  • The Oracle This is a proper Italian red sauce turd.
  • Carson D This isn't a notice of a wait time for 4Runner fans. This is a deadline for the opportunity to buy one new before they're gone. Whatever comes next, there is no possible way that it will be as good at doing 4Runner things as what is available today.
  • Bkojote There's a lot "just right" with the current 4Runner, and having spent time in more contemporary equivalents for road trips, I completely understand why they sell a ton of these.Here's some topics that aren't super common among 4runner owners - excessive carbon buildup in the engine after 40,000 miles (Audi/VW), bent valves (Bronco) , failed oil coolers (Jeep), cracked engine blocks (Jeep), dead vehicles from OTA updates (Chevy Colorado), being stranded due to opening the door too many times (Defender), malfunctioning engine sensors (Defender, VW), dead batteries due to electrical system malfunctions (Jeep), unusable defoggers (Jeep), waiting for seat heaters to boot up (Subaru), randomly catching fire (Kia/Hyundai), crappy build quality (Ford, Tesla).The interior feels solid and rattle free, and everything feels substantial in the way a Jeep Grand Cherokee or Kia Telluride does not. 14 year run means accessories are plentiful and well sorted. The control inputs from the radio to heated seats to climate control work better than 99% of the cars you can buy new at this point and are dead simple and ergonomically satisfying. Even dynamically (I drove a model with the KDSS system to be fair) it is a surprisingly composed vehicle on mountain roads- it's far more civilized than a Bronco or Wrangler, and hell, it was far more pleasant than the past two peastant-grade Benz crapmobiles I've been in.So I get it- car journalist rags whine about how overly complicated and tech-heavy modern vehicles are while their substance is cost cut, but here's the literal definition of 'don't fix it if it aint broken.' . It's a trusty Ford Econoline in a world of craptastic Ram ProMasters.
  • Frank Sounds like they dont want to debut it at the same time as the new Land Cruiser, which is probably smart.
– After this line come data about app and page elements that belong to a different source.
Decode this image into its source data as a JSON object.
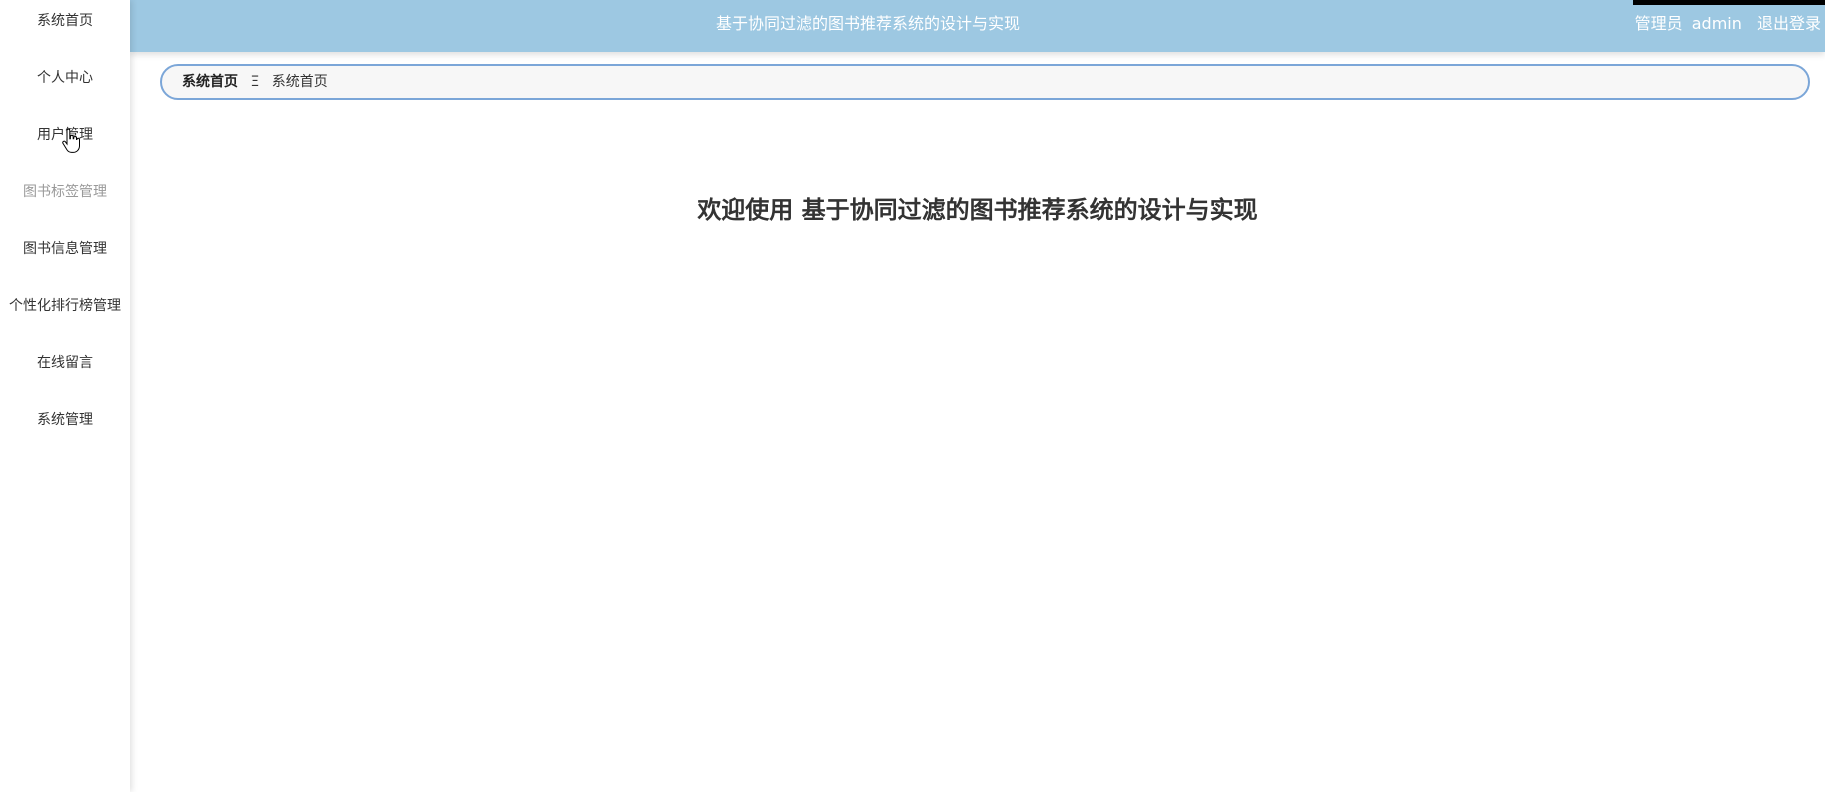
{
  "header": {
    "title": "基于协同过滤的图书推荐系统的设计与实现",
    "role": "管理员",
    "username": "admin",
    "logout_label": "退出登录"
  },
  "sidebar": {
    "items": [
      {
        "label": "系统首页"
      },
      {
        "label": "个人中心"
      },
      {
        "label": "用户管理"
      },
      {
        "label": "图书标签管理"
      },
      {
        "label": "图书信息管理"
      },
      {
        "label": "个性化排行榜管理"
      },
      {
        "label": "在线留言"
      },
      {
        "label": "系统管理"
      }
    ]
  },
  "breadcrumb": {
    "home": "系统首页",
    "separator": "Ξ",
    "current": "系统首页"
  },
  "main": {
    "welcome": "欢迎使用 基于协同过滤的图书推荐系统的设计与实现"
  },
  "colors": {
    "header_bg": "#9dc8e2",
    "breadcrumb_border": "#7ba6d8"
  }
}
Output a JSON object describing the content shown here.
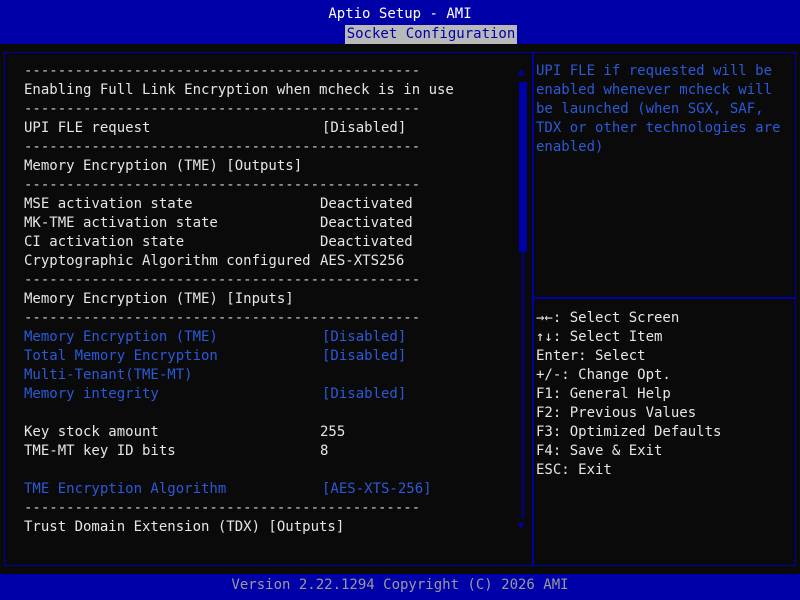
{
  "header": {
    "app_title": "Aptio Setup - AMI",
    "active_tab": "Socket Configuration"
  },
  "separator": "-----------------------------------------------",
  "settings": {
    "heading_fle": "Enabling Full Link Encryption when mcheck is in use",
    "upi_fle": {
      "label": "UPI FLE request",
      "value": "[Disabled]"
    },
    "heading_tme_outputs": "Memory Encryption (TME) [Outputs]",
    "mse_state": {
      "label": "MSE activation state",
      "value": "Deactivated"
    },
    "mk_tme_state": {
      "label": "MK-TME activation state",
      "value": "Deactivated"
    },
    "ci_state": {
      "label": "CI activation state",
      "value": "Deactivated"
    },
    "crypto_algo": {
      "label": "Cryptographic Algorithm configured",
      "value": "AES-XTS256"
    },
    "heading_tme_inputs": "Memory Encryption (TME) [Inputs]",
    "tme": {
      "label": "Memory Encryption (TME)",
      "value": "[Disabled]"
    },
    "total_mem_enc": {
      "label": "Total Memory Encryption",
      "value": "[Disabled]"
    },
    "multi_tenant": {
      "label": "Multi-Tenant(TME-MT)"
    },
    "mem_integrity": {
      "label": "Memory integrity",
      "value": "[Disabled]"
    },
    "key_stock": {
      "label": "Key stock amount",
      "value": "255"
    },
    "key_id_bits": {
      "label": "TME-MT key ID bits",
      "value": "8"
    },
    "tme_algo": {
      "label": "TME Encryption Algorithm",
      "value": "[AES-XTS-256]"
    },
    "heading_tdx": "Trust Domain Extension (TDX) [Outputs]"
  },
  "help": {
    "lines": [
      "UPI FLE if requested will be",
      "enabled whenever mcheck will",
      "be launched (when SGX, SAF,",
      "TDX or other technologies are",
      "enabled)"
    ]
  },
  "keys": {
    "select_screen": "→←: Select Screen",
    "select_item": "↑↓: Select Item",
    "enter_select": "Enter: Select",
    "change_opt": "+/-: Change Opt.",
    "general_help": "F1: General Help",
    "previous_values": "F2: Previous Values",
    "optimized_defaults": "F3: Optimized Defaults",
    "save_exit": "F4: Save & Exit",
    "esc_exit": "ESC: Exit"
  },
  "scroll": {
    "position": 0.0,
    "visible_fraction": 0.39
  },
  "footer": {
    "version": "Version 2.22.1294 Copyright (C) 2026 AMI"
  },
  "colors": {
    "accent_blue": "#0000a8",
    "link_blue": "#2a5ad8",
    "tab_bg": "#b9b9b9"
  }
}
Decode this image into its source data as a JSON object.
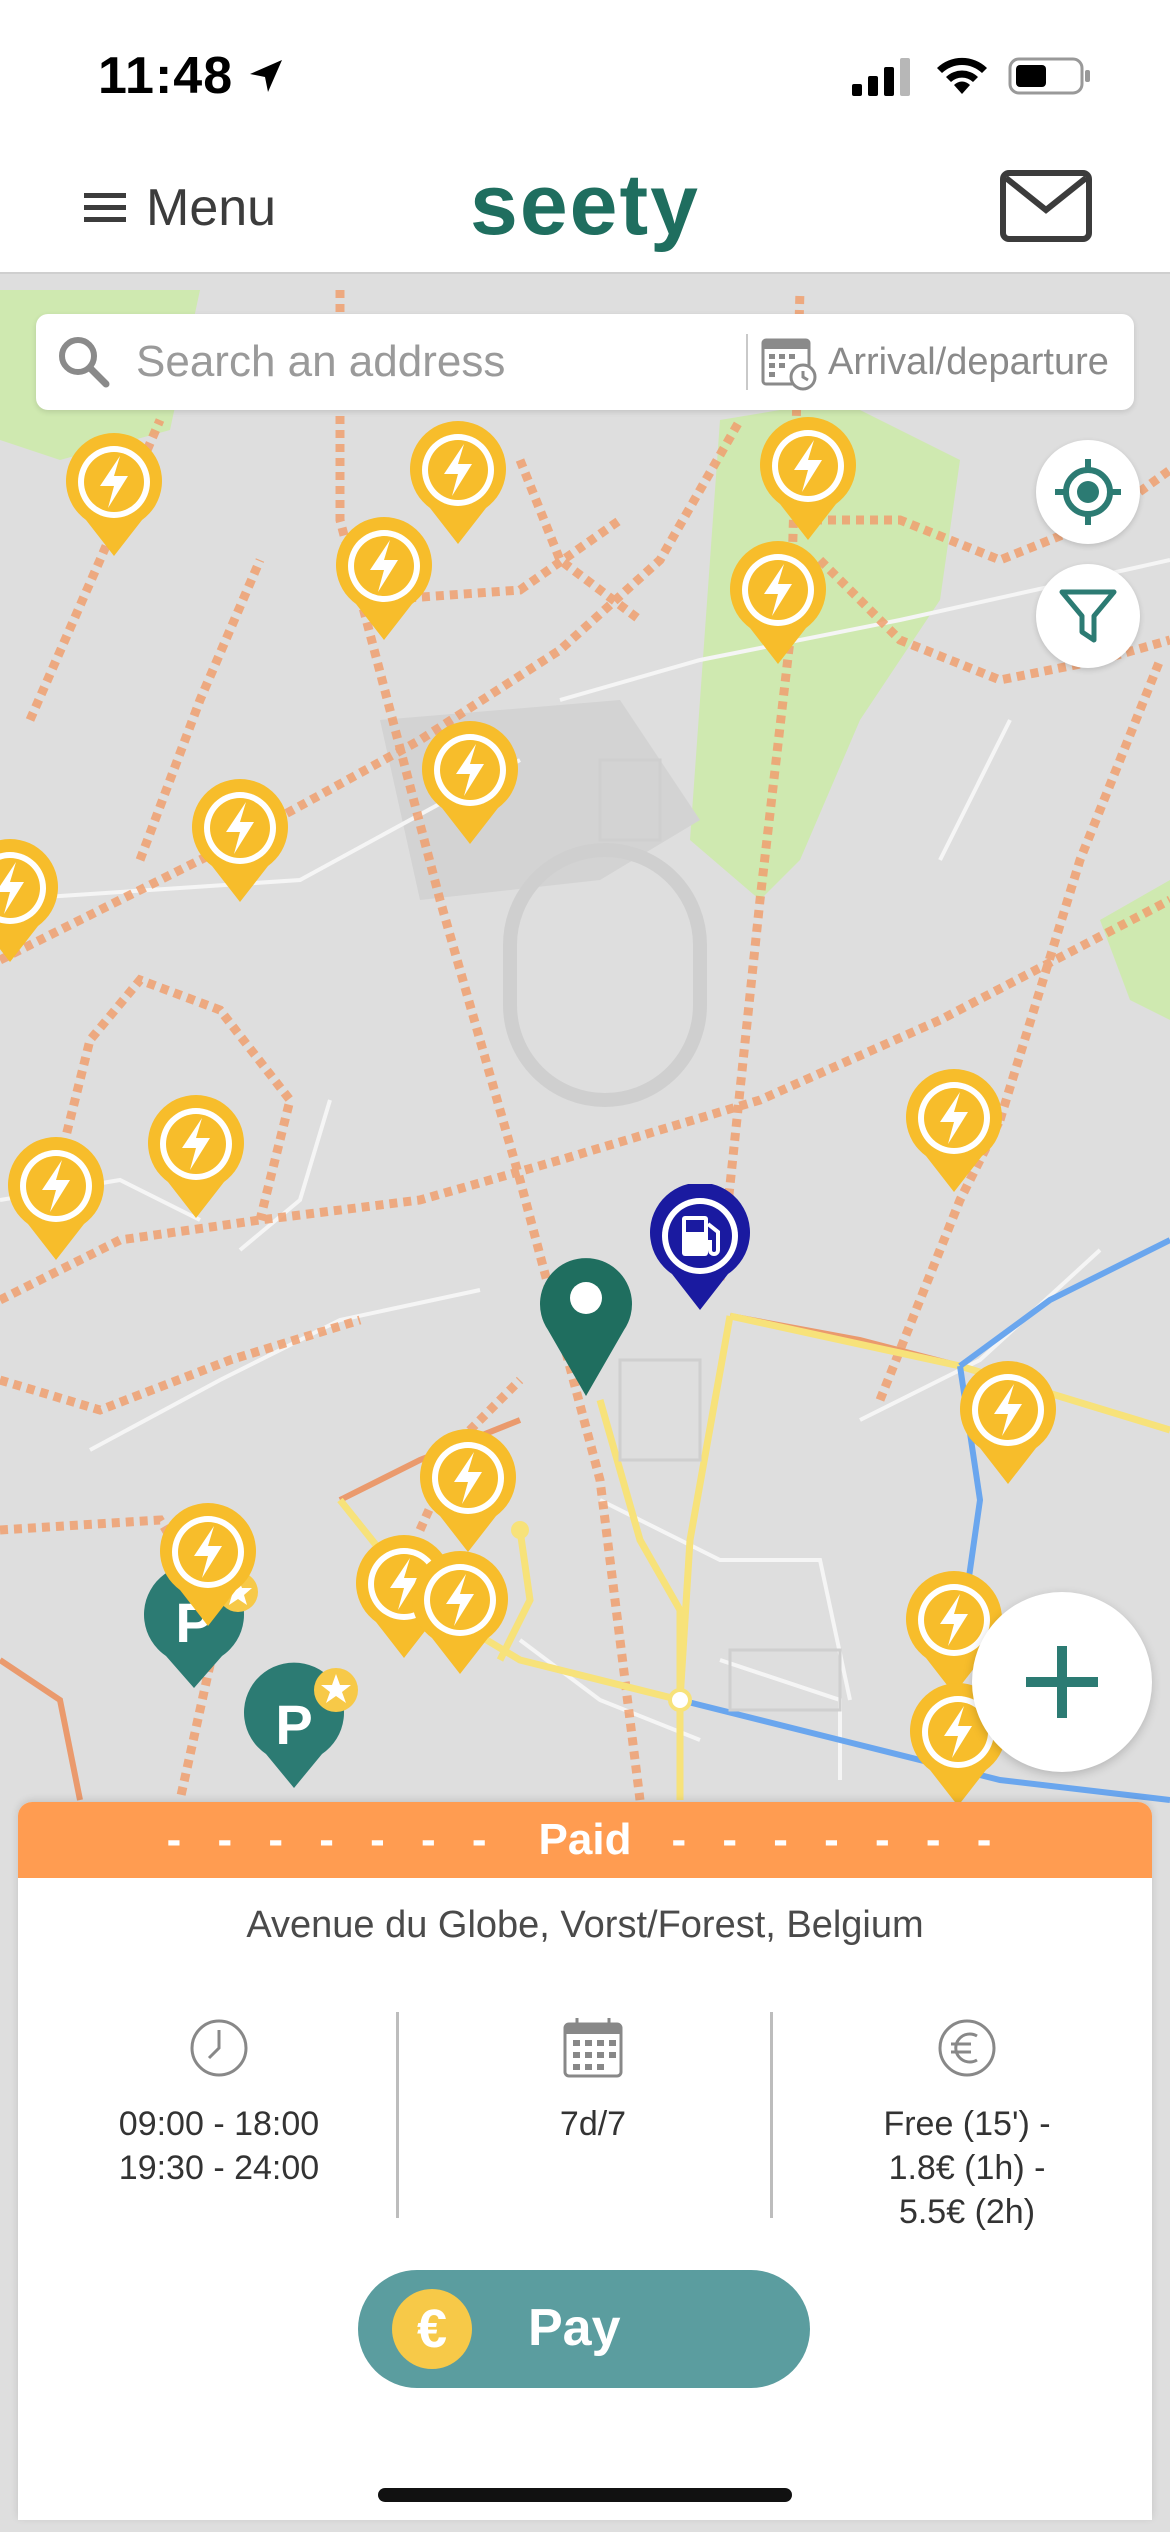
{
  "status_bar": {
    "time": "11:48"
  },
  "header": {
    "menu_label": "Menu",
    "logo": "seety"
  },
  "search": {
    "placeholder": "Search an address",
    "arrival_label": "Arrival/departure"
  },
  "card": {
    "banner": "Paid",
    "banner_dashes": "- - - - - - -",
    "address": "Avenue du Globe, Vorst/Forest, Belgium",
    "hours": [
      "09:00 - 18:00",
      "19:30 - 24:00"
    ],
    "days": "7d/7",
    "price": [
      "Free (15') -",
      "1.8€ (1h) -",
      "5.5€ (2h)"
    ],
    "pay_label": "Pay",
    "pay_icon": "€"
  },
  "colors": {
    "brand": "#1f6e5f",
    "charger_pin": "#f7bd2b",
    "paid_banner": "#ff9c51",
    "pay_button": "#5b9d9f",
    "fuel_pin": "#1a1aa0",
    "parking_pin": "#2c7b73"
  },
  "icons": [
    "location-arrow-icon",
    "signal-icon",
    "wifi-icon",
    "battery-icon",
    "hamburger-icon",
    "mail-icon",
    "search-icon",
    "calendar-clock-icon",
    "locate-icon",
    "filter-icon",
    "plus-icon",
    "charger-pin-icon",
    "fuel-pin-icon",
    "parking-pin-icon",
    "selected-location-pin-icon",
    "clock-icon",
    "calendar-icon",
    "euro-icon"
  ]
}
The new 'runner is ready to go I am told, so there's a reason for this delay.